Information shown →
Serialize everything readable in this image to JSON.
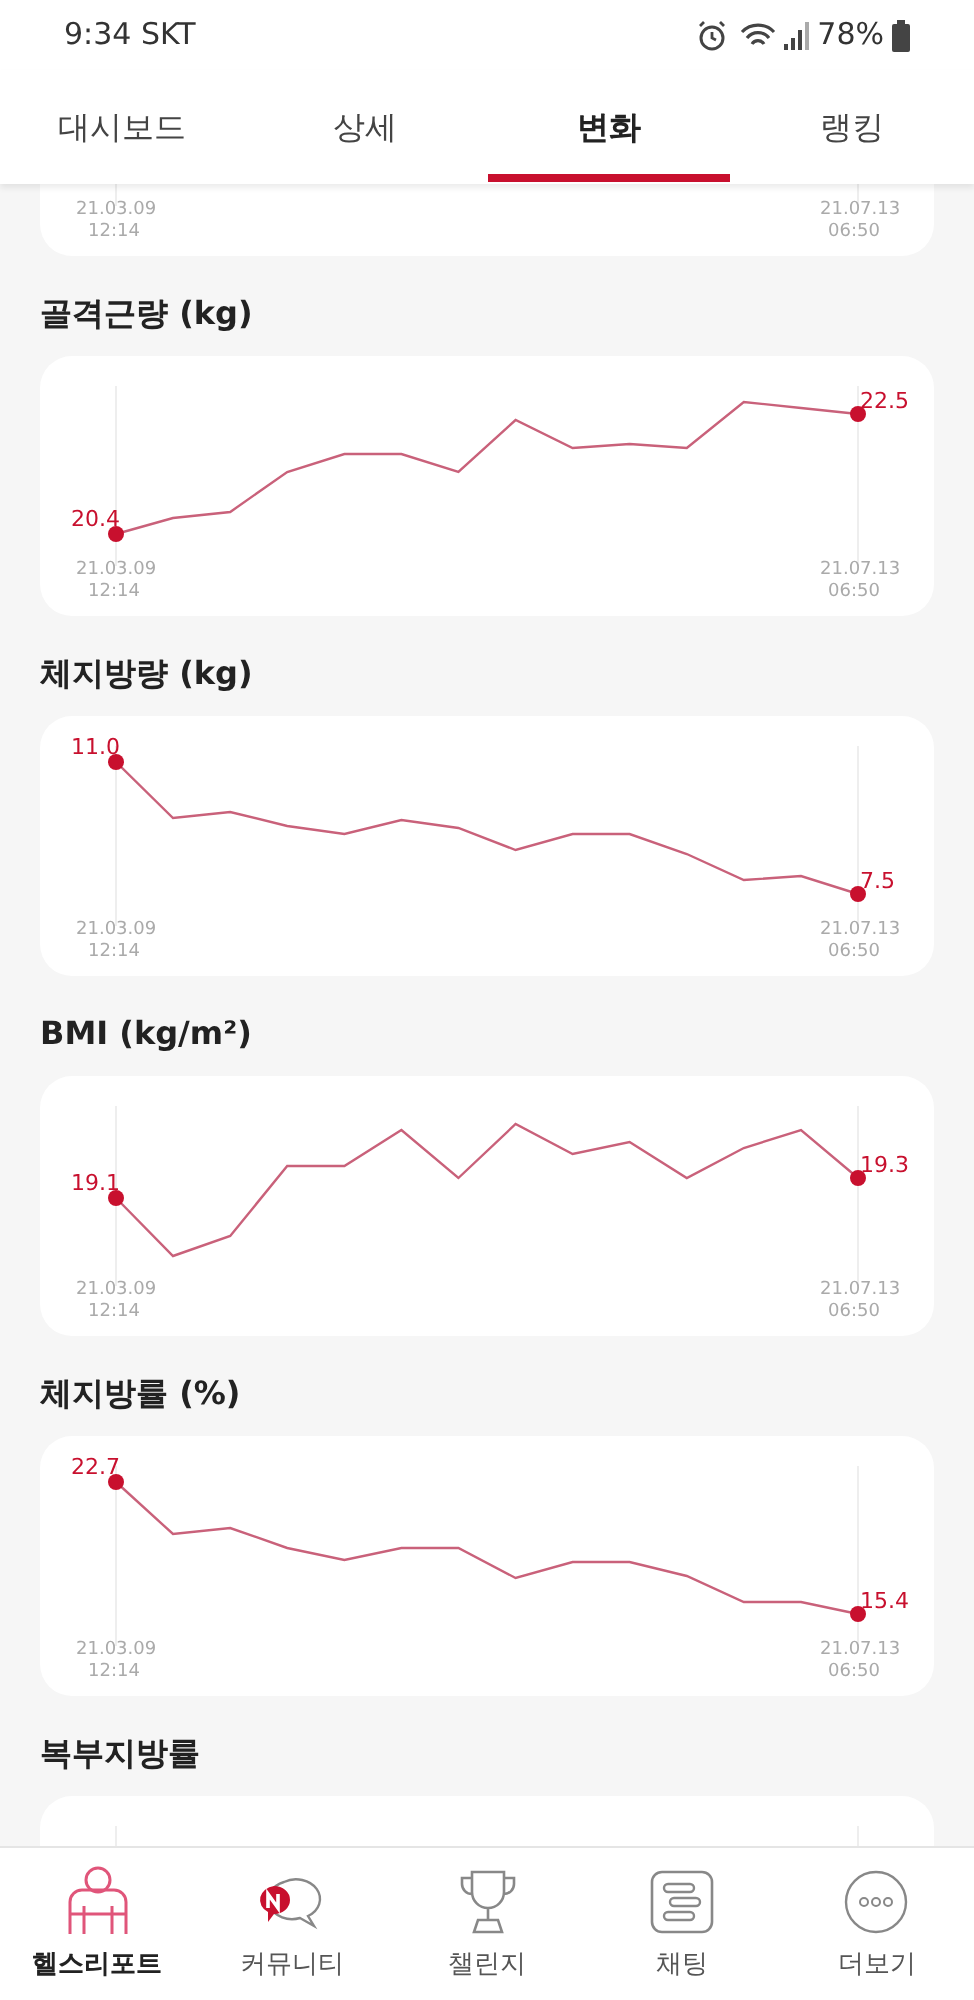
{
  "status_bar": {
    "time": "9:34 SKT",
    "battery": "78%"
  },
  "tabs": [
    {
      "label": "대시보드",
      "selected": false
    },
    {
      "label": "상세",
      "selected": false
    },
    {
      "label": "변화",
      "selected": true
    },
    {
      "label": "랭킹",
      "selected": false
    }
  ],
  "top_card": {
    "start_date": "21.03.09",
    "start_time": "12:14",
    "end_date": "21.07.13",
    "end_time": "06:50"
  },
  "sections": [
    {
      "title": "골격근량 (kg)",
      "start_value": "20.4",
      "end_value": "22.5",
      "start_date": "21.03.09",
      "start_time": "12:14",
      "end_date": "21.07.13",
      "end_time": "06:50"
    },
    {
      "title": "체지방량 (kg)",
      "start_value": "11.0",
      "end_value": "7.5",
      "start_date": "21.03.09",
      "start_time": "12:14",
      "end_date": "21.07.13",
      "end_time": "06:50"
    },
    {
      "title": "BMI (kg/m²)",
      "start_value": "19.1",
      "end_value": "19.3",
      "start_date": "21.03.09",
      "start_time": "12:14",
      "end_date": "21.07.13",
      "end_time": "06:50"
    },
    {
      "title": "체지방률 (%)",
      "start_value": "22.7",
      "end_value": "15.4",
      "start_date": "21.03.09",
      "start_time": "12:14",
      "end_date": "21.07.13",
      "end_time": "06:50"
    }
  ],
  "bottom_section": {
    "title": "복부지방률"
  },
  "bottom_nav": [
    {
      "label": "헬스리포트",
      "selected": true
    },
    {
      "label": "커뮤니티",
      "selected": false
    },
    {
      "label": "챌린지",
      "selected": false
    },
    {
      "label": "채팅",
      "selected": false
    },
    {
      "label": "더보기",
      "selected": false
    }
  ]
}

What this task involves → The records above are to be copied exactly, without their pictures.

Worked solution →
Serialize everything readable in this image to JSON.
{
  "status_bar": {
    "time": "9:34 SKT",
    "battery": "78%"
  },
  "tabs": [
    {
      "label": "대시보드",
      "selected": false
    },
    {
      "label": "상세",
      "selected": false
    },
    {
      "label": "변화",
      "selected": true
    },
    {
      "label": "랭킹",
      "selected": false
    }
  ],
  "top_card": {
    "start_date": "21.03.09",
    "start_time": "12:14",
    "end_date": "21.07.13",
    "end_time": "06:50"
  },
  "sections": [
    {
      "title": "골격근량 (kg)",
      "start_value": "20.4",
      "end_value": "22.5",
      "start_date": "21.03.09",
      "start_time": "12:14",
      "end_date": "21.07.13",
      "end_time": "06:50"
    },
    {
      "title": "체지방량 (kg)",
      "start_value": "11.0",
      "end_value": "7.5",
      "start_date": "21.03.09",
      "start_time": "12:14",
      "end_date": "21.07.13",
      "end_time": "06:50"
    },
    {
      "title": "BMI (kg/m²)",
      "start_value": "19.1",
      "end_value": "19.3",
      "start_date": "21.03.09",
      "start_time": "12:14",
      "end_date": "21.07.13",
      "end_time": "06:50"
    },
    {
      "title": "체지방률 (%)",
      "start_value": "22.7",
      "end_value": "15.4",
      "start_date": "21.03.09",
      "start_time": "12:14",
      "end_date": "21.07.13",
      "end_time": "06:50"
    }
  ],
  "bottom_section": {
    "title": "복부지방률"
  },
  "bottom_nav": [
    {
      "label": "헬스리포트",
      "selected": true
    },
    {
      "label": "커뮤니티",
      "selected": false
    },
    {
      "label": "챌린지",
      "selected": false
    },
    {
      "label": "채팅",
      "selected": false
    },
    {
      "label": "더보기",
      "selected": false
    }
  ]
}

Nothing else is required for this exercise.